Essay on Philanthropy : An American Tradition

1448 Words Dec 9th, 2014 null Page
Philanthropy: An American Tradition

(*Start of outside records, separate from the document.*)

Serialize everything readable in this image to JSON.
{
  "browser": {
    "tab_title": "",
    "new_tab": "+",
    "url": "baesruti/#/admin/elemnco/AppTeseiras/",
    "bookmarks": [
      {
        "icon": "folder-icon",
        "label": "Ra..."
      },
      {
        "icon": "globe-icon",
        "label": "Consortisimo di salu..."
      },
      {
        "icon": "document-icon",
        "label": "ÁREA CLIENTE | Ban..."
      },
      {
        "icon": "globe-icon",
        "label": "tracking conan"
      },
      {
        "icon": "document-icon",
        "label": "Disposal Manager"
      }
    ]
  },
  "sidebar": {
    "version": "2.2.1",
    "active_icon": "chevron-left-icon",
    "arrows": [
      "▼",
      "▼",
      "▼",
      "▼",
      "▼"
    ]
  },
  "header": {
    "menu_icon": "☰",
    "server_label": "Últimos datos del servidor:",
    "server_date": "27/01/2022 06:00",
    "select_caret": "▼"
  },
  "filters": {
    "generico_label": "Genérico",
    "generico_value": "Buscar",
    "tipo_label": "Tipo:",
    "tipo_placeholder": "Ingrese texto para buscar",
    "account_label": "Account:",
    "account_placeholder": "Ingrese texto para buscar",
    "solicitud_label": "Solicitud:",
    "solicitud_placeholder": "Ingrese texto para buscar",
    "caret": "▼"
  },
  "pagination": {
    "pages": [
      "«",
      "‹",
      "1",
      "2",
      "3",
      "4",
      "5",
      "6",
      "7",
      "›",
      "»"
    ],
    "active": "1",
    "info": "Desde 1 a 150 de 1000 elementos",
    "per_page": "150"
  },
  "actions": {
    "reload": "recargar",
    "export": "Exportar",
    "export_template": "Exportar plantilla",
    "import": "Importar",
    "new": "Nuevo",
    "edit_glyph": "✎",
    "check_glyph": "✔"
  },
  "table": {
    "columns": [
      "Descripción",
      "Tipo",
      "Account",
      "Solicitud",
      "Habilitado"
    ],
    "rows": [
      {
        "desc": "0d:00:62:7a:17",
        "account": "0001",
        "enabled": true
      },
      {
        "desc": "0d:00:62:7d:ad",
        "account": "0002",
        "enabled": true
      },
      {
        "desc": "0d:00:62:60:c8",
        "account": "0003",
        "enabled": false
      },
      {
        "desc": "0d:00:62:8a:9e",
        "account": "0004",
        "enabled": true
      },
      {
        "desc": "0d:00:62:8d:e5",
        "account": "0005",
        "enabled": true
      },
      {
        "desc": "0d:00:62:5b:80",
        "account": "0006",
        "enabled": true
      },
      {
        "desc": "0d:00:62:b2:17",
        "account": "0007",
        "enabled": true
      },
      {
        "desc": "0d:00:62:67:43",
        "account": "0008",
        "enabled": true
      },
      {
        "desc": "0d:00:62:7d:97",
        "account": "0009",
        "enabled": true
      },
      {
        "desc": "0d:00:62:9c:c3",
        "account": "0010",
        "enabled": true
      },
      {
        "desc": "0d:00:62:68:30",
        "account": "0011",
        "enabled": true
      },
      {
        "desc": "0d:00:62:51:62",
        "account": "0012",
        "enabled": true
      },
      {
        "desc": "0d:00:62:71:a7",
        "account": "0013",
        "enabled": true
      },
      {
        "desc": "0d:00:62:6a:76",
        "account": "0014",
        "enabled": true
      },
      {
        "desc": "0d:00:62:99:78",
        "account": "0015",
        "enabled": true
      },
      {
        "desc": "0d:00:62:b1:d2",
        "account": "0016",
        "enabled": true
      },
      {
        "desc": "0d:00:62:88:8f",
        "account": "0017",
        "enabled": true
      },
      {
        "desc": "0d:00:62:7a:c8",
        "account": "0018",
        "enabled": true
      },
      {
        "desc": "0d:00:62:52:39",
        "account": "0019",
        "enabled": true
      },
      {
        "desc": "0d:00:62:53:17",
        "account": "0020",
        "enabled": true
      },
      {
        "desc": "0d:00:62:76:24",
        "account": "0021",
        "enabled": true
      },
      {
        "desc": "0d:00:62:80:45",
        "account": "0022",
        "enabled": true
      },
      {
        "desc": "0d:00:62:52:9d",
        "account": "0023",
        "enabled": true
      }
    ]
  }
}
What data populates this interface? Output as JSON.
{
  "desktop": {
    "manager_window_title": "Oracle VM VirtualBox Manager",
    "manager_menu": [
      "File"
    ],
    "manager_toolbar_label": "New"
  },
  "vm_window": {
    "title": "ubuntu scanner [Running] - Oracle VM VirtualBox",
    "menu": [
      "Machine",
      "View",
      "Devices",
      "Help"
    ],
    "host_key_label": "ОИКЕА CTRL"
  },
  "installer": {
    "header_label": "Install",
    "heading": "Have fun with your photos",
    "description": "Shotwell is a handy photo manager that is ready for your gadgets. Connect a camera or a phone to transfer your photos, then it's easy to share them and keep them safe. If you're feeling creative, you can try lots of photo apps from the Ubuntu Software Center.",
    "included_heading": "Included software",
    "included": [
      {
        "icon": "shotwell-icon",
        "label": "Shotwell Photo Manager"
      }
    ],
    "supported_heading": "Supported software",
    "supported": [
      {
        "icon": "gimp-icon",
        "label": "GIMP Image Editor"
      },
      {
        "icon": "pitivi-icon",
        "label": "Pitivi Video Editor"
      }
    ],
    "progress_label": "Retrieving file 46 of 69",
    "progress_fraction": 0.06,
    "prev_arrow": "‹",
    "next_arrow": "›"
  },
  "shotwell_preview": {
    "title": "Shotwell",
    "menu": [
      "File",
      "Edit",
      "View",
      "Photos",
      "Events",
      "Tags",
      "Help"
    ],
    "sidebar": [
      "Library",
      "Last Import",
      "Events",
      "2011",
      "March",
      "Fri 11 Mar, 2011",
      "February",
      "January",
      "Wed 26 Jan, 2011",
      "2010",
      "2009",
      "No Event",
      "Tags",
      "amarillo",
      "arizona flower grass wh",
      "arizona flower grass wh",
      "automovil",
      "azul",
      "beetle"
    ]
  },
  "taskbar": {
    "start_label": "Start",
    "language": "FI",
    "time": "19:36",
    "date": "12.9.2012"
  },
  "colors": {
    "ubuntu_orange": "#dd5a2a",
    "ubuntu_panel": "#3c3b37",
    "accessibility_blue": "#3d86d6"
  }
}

Manned by volunteer troops, the Continental Army defended the roots of United States. Its father, George Washington, and commander-in-chief of the army served without a salary and as a volunteer. From the very creation, American citizens have carried philanthropy in their veins. Over the past two centuries they have demonstrated generosity through charitable giving, volunteerism, and humanitarian efforts.
The Industrial Revolution fueled philanthropy in America. During 1870s, more than 100 millionaires lived in America. H.G. Horr from The New York Tribune Association (1892) counted as many as 4,000 millionaires. Olivier Zunz wrote about this period “more people made more money more rapidly than ever before in history, and made very large gifts to society” (Zunz 8). In the first decades of 1900, the numbers increased to 40,000 millionaires, including two industrialists, John D. Rockefeller and Henry Ford, who were billionaires (Marriot 28). Incapable of spending all money personally, the wealthy people decided to create investments in new institutions called private foundations such as Ford Foundation. The mission statements such as “to promote the well-being of humanity throughout the world” (Rockefeller Foundation) and “advance human welfare” (Ford Foundation) furthered the quality of human life. These philanthropic projects served as the first acts of generosity of this nation. Private foundations provide grants to nonprofit…

Related Documents